The reaction from employers has been hugely positive, with the government handing them a further lifeline as the country finally comes out of lockdown and the economy begins to heal. However, employers do need to be aware of what the changes mean moving forward, especially for industries that do not expect an immediate resurgence to normal trading in the short term.
The government previously introduced a 10% employer contribution in September 2020 which saw a significant drop in the uptake of the scheme, as many employers assessed whether or not they could afford the contribution. It is likely we will see a similar scenario in the coming months.
As the contributions from employers increase from July to September, many companies may reconsider their resourcing options and look at restructuring or, in some cases, redundancies.
It is also likely that public scrutiny of which organisations are claiming under the furlough scheme will begin to increase. The government will continue to publish the names of companies and LLPs that claim under the furlough scheme, together with an indication of the value of the claim.
Other key points for employers to consider are:
- Employers will continue to pay all employees’ national insurance and pension contributions during furlough. Companies are still liable for the minimum automatic enrolment contribution rates.
- Flexible furlough will continue as an option, meaning employees can work part-time and receive a furlough grant for any unworked hours. This allows employers to bring back employees gradually as the economy slowly reopens.
- Employers can claim for new starters who began working between 31st October 2020 and 2nd March 2021, but will need to wait until May 2021 before furloughing them.
Returning to work after being furloughed
Understandably, many employers have questions surrounding how to bring furloughed employees back to work after such a long time. Some questions our employment law experts are receiving include:
- Can a furloughed employee refuse to return to work?
- Do I need to give employees notice when coming from furlough?
- Where do vulnerable employees fit into the ending of furlough?
- How do I deal with employees who are worried about their commute?
Our employment law team has written a guide for employer s who have questions about returning to work. You can read our Returning to work after being furloughed – An Employer’s Guide here.
How Percy Hughes & Roberts can help
Business owners are facing a number of tough questions from employees as the UK begins to emerge out of lockdown, particularly in relation to furlough.
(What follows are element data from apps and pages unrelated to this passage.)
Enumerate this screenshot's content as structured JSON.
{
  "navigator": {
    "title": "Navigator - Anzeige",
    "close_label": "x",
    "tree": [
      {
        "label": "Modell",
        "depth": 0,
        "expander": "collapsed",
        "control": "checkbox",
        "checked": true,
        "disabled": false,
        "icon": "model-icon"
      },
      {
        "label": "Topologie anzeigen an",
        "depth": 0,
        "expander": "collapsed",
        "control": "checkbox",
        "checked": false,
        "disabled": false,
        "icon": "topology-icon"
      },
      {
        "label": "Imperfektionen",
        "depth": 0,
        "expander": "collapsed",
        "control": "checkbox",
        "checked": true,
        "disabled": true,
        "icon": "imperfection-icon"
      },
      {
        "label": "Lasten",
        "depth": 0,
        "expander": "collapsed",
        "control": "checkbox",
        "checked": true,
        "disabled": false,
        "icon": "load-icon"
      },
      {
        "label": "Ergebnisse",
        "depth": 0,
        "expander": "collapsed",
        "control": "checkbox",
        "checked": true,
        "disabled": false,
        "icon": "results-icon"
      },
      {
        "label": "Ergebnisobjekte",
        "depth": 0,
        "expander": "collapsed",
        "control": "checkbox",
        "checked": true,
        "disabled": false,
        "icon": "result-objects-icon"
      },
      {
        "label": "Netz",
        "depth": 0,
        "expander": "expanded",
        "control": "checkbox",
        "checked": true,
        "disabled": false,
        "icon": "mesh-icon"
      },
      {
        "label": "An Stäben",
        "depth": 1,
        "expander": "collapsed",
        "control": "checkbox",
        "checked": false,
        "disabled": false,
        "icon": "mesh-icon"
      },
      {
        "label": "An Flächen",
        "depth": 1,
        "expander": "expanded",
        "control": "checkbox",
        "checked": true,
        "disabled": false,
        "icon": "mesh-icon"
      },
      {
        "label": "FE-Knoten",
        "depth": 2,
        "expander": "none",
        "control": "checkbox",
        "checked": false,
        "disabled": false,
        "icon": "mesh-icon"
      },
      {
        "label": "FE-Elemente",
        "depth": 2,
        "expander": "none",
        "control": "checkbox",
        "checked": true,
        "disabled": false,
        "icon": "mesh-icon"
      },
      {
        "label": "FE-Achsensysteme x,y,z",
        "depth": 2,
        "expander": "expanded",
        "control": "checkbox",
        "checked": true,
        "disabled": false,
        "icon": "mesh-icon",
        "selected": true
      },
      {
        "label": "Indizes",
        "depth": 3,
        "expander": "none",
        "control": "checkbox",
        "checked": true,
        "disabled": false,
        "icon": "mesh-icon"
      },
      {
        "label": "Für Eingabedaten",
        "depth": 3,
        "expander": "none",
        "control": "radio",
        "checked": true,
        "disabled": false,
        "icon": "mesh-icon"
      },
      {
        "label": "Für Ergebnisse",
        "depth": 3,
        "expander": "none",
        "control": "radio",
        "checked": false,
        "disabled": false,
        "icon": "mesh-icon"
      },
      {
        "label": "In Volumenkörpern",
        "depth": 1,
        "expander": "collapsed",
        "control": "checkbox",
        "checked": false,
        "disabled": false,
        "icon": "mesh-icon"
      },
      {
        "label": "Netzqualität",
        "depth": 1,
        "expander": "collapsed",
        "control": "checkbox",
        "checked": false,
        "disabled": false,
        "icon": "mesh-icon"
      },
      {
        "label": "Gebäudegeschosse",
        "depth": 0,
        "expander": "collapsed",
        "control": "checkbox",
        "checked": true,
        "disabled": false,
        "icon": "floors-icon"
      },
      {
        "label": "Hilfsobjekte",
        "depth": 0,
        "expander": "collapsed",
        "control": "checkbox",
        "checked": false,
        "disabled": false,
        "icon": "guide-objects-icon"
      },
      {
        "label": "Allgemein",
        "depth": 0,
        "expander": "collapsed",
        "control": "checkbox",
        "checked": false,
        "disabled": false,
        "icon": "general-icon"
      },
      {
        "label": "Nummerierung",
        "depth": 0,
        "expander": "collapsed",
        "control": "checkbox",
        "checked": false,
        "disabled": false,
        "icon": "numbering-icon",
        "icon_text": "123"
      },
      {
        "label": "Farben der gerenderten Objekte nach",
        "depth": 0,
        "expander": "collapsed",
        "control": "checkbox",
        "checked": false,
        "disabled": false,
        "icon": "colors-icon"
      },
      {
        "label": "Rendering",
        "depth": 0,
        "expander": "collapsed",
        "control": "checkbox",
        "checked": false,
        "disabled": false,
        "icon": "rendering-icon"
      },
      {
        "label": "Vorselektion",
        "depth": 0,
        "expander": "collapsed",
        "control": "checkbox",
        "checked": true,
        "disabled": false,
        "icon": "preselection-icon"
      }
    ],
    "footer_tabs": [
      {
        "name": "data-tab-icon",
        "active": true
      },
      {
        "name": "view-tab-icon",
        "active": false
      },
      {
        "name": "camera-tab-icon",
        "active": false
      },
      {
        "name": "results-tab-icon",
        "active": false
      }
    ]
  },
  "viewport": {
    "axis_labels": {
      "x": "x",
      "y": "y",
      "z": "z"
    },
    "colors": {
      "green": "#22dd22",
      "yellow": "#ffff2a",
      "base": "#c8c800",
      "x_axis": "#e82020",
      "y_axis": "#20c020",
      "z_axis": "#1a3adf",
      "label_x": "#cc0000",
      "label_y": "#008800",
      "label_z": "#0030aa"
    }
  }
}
In the first instance, we would advise employers to take a practical approach, communicating to employees as much as possible. If you have any questions about the furlough scheme, we are more than happy to assist.
At Percy Hughes & Roberts, we have a team of employment lawyers who boast years of experience and promise a confidential, friendly, and honest approach to all issues within the employment law field. If you have any questions regarding workplace safety or any issue surrounding this area, you can get in touch with our team for expert advice.